(Beginning of WORKING DATA)

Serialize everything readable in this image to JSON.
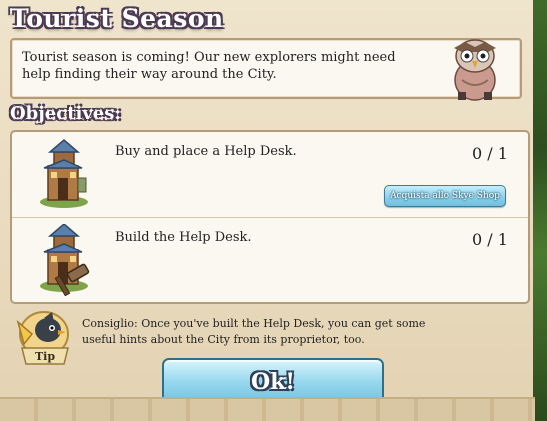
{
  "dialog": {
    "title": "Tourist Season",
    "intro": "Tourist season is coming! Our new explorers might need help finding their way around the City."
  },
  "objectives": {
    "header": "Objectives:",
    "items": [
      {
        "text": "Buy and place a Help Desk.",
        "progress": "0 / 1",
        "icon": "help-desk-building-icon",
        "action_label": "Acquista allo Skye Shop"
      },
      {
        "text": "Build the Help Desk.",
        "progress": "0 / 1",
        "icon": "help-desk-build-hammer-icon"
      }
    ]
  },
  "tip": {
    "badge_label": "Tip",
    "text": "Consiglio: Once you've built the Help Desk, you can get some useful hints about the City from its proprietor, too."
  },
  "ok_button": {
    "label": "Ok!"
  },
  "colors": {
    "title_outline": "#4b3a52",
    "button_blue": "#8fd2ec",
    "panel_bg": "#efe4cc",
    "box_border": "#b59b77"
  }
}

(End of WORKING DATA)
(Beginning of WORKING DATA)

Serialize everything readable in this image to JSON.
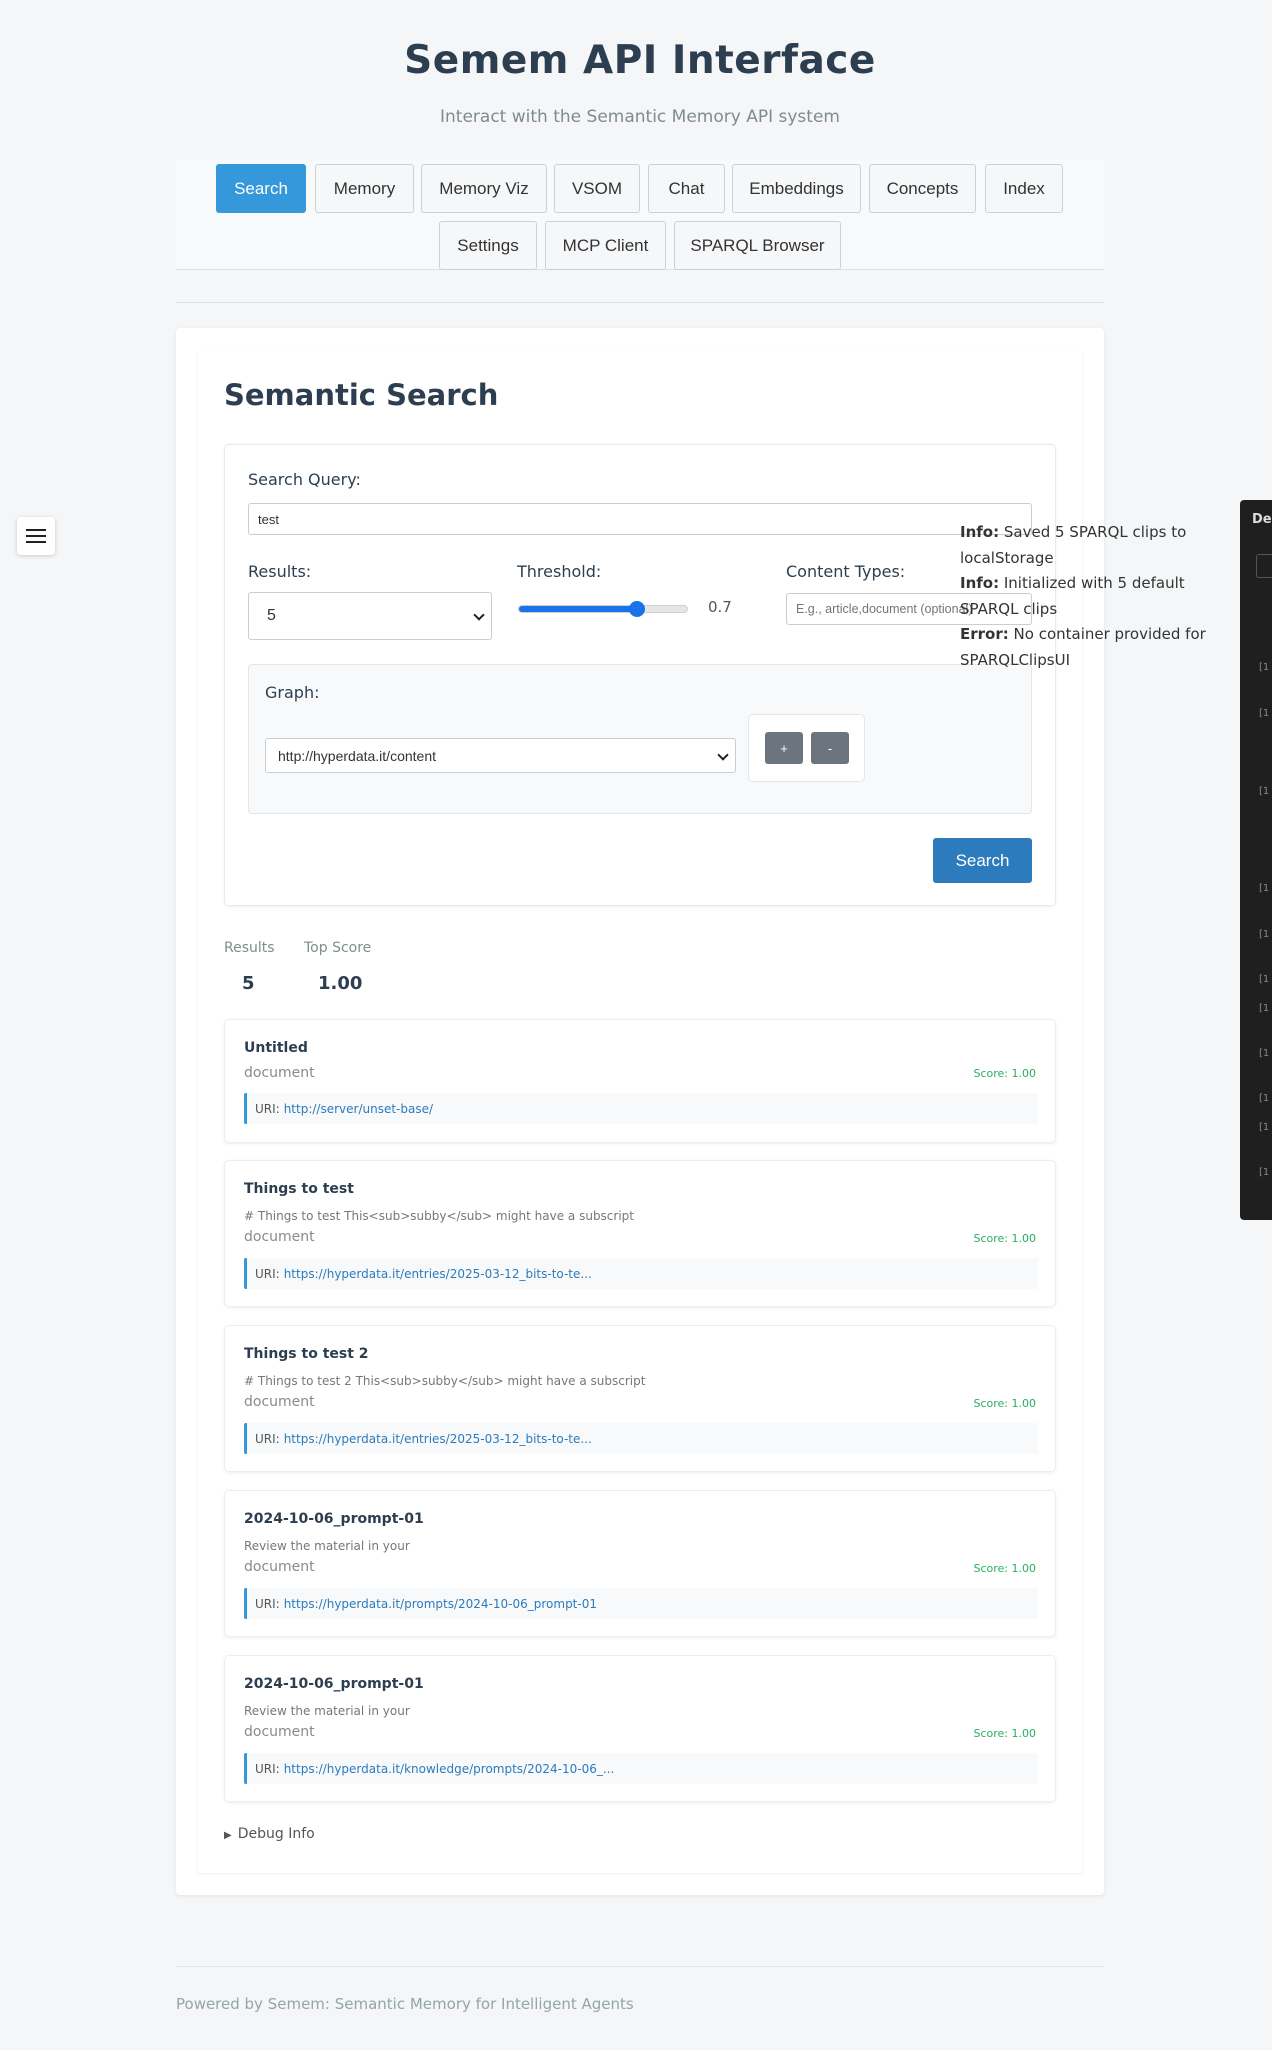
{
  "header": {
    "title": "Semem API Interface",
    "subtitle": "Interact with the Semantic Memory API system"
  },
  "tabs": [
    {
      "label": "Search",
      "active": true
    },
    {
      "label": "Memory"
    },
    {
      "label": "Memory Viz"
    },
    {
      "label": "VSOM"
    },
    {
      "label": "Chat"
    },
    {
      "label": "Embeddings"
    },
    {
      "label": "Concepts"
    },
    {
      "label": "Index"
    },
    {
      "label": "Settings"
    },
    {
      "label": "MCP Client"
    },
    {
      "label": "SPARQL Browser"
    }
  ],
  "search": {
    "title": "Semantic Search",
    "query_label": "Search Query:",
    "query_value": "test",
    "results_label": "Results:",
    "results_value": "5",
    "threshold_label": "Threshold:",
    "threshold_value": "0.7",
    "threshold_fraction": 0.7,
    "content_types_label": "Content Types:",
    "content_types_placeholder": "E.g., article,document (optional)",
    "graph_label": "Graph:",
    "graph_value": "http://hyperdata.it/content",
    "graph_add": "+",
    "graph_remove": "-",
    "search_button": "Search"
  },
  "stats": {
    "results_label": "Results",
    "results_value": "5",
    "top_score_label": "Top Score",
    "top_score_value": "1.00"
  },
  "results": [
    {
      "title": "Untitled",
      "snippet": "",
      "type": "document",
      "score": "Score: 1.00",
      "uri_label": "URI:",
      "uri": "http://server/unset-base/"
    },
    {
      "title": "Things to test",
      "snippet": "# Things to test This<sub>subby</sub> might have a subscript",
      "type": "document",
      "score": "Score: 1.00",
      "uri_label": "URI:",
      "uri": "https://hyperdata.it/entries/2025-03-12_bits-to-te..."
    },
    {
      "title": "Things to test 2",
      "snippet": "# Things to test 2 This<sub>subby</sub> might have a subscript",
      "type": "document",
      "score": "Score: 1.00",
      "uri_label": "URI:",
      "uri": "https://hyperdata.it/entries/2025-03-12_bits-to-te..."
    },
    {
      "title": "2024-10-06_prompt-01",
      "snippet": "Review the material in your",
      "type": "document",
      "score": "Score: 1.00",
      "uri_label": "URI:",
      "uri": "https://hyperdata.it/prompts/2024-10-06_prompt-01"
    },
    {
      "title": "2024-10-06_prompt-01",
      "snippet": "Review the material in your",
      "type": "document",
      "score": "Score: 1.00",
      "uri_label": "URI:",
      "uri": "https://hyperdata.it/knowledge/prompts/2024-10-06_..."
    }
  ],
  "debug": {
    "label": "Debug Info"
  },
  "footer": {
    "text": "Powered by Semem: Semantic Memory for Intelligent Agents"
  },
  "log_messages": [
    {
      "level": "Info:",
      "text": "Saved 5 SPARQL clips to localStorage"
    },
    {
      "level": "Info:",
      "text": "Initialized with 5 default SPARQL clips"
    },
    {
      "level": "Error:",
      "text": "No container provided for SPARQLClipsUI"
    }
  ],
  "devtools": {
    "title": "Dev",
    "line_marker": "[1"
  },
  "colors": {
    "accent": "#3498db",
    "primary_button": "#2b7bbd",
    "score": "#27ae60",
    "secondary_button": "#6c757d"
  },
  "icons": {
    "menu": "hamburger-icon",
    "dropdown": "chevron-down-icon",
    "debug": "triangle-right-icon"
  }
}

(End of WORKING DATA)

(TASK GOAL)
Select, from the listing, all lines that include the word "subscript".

(SOLUTION TO THE PROBLEM)
      "snippet": "# Things to test This<sub>subby</sub> might have a subscript",
      "snippet": "# Things to test 2 This<sub>subby</sub> might have a subscript",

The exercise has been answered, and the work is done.